Celebrating the Solemnity of the Body and Blood of Christ as a public feast on the Church’s calendar originated a generation later in 1246 when Bishop Robert de Torote, of Liege in Belgium, first ordered the festival celebrated in his diocese. He was persuaded to initiate the feast by St. Juliana, prioress of Mont Cornillon near Liège, who had experienced a vision. She had seen a dark spot on a heavenly body and understood that it symbolized the deficient grasp of the full meaning of the Real Presence by many of the faithful. However it was Blessed Eva of Liège, an anchoress attached to the parish church attended by St. Juliana, who was instrumental in bringing the feast beyond its provincial origins after St. Juliana’s death.
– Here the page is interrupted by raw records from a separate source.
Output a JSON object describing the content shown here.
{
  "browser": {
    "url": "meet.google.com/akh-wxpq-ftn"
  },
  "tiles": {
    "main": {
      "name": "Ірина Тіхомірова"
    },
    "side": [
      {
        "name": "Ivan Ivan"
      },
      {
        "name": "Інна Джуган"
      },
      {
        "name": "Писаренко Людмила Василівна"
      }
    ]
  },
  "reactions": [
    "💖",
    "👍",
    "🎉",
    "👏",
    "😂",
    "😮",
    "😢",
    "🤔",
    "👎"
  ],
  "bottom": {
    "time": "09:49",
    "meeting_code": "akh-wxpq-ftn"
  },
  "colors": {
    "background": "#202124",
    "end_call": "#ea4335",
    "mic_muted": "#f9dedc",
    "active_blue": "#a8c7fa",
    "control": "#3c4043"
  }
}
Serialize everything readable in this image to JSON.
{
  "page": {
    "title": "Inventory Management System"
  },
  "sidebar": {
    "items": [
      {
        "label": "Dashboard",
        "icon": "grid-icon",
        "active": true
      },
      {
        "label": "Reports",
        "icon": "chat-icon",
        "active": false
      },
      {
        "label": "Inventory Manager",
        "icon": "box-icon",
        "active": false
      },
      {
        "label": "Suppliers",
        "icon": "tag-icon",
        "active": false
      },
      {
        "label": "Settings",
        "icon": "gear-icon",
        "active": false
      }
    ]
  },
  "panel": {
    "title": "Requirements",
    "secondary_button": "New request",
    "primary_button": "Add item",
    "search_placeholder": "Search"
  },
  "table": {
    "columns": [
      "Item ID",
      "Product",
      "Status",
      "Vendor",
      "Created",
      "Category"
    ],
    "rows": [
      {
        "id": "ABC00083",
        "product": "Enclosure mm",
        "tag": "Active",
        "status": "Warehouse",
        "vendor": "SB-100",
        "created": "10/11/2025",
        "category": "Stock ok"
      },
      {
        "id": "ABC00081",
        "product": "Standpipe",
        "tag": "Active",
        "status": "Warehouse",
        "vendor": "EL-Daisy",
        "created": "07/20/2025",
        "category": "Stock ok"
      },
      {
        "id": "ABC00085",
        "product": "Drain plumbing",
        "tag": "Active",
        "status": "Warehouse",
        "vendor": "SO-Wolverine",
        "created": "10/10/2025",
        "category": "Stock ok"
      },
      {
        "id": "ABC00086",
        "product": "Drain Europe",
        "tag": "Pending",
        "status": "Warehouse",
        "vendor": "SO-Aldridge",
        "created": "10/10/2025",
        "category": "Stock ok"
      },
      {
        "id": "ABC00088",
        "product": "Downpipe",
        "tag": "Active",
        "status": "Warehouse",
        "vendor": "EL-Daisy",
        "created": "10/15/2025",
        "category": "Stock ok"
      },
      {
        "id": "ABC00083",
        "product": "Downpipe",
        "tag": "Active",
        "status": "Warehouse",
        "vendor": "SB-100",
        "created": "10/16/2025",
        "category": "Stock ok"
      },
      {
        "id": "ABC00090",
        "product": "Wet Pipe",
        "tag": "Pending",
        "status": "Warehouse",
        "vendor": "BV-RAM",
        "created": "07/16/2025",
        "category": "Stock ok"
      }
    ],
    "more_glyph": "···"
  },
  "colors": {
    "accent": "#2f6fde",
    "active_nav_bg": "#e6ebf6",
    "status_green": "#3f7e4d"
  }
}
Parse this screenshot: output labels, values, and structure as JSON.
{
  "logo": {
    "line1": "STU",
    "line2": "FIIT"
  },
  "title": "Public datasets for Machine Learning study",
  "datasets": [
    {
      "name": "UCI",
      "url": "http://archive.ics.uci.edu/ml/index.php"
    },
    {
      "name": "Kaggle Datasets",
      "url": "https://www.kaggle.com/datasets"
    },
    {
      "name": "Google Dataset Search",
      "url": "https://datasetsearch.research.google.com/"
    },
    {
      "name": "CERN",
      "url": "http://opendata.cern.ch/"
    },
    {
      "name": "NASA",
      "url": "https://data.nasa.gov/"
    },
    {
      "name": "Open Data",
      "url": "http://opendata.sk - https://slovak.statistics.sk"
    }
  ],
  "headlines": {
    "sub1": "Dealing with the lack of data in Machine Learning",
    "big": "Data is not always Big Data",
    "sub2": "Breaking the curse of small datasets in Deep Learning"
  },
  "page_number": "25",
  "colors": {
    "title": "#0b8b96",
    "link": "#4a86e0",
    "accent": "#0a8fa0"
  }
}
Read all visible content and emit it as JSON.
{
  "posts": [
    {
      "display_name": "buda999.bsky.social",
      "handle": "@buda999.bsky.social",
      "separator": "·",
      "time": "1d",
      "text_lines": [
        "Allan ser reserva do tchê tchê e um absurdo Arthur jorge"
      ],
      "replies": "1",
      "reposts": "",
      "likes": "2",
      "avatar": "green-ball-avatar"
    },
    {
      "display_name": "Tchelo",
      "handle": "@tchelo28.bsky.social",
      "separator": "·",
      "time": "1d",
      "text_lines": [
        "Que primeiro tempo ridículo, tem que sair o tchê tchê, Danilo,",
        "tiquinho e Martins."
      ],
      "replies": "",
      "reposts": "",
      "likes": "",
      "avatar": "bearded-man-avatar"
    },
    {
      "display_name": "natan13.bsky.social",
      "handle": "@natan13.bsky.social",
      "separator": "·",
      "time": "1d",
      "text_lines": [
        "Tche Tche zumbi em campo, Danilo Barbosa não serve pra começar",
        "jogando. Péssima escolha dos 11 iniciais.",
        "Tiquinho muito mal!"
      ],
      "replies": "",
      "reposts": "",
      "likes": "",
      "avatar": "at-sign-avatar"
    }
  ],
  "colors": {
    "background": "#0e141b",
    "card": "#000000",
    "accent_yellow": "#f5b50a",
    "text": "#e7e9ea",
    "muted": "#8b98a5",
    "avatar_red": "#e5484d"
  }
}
Blessed Eva contacted Pope Urban IV with the request to celebrate the feast throughout the universal Church. Pope Urban IV had originally and providentially been a priest in Liège and was already familiar with St. Juliana’s visions and their meaning. In 1264, this pope issued a decree through which an observance in honor of the Body of Christ was declared a feast throughout the entire Latin Rite. This was the very first pontifically sanctioned universal feast in the history of the Roman Rite. Juliana was canonized in 1869 by Pope Pius IX and further celebrated by Pope John Paul II, who wrote a letter mentioning her on the 750th anniversary of the Feast of Corpus Christi. Her feast day is April 6.
Although belief in the Real Presence has sharpened and deepened over the centuries, the truth of Christ’s Body and Blood present on Catholic altars has clear Biblical testimony. St. Paul decidedly reminds the Corinthian Church: “The cup of blessing that we bless, is it not a participation in the blood of Christ? The bread that we break, is it not a participation in the body of Christ?” And Jesus himself boldly challenges the Jewish crowds just fed on the hillside: “...the bread that I will give is my flesh for the life of the world.” Roman Catholics should be and are justly proud of our continued beliefs and faithful celebrations of the true and real Presence of the Body and Blood of Christ in the Eucharist.
No comments on this item Please log in to comment by clicking here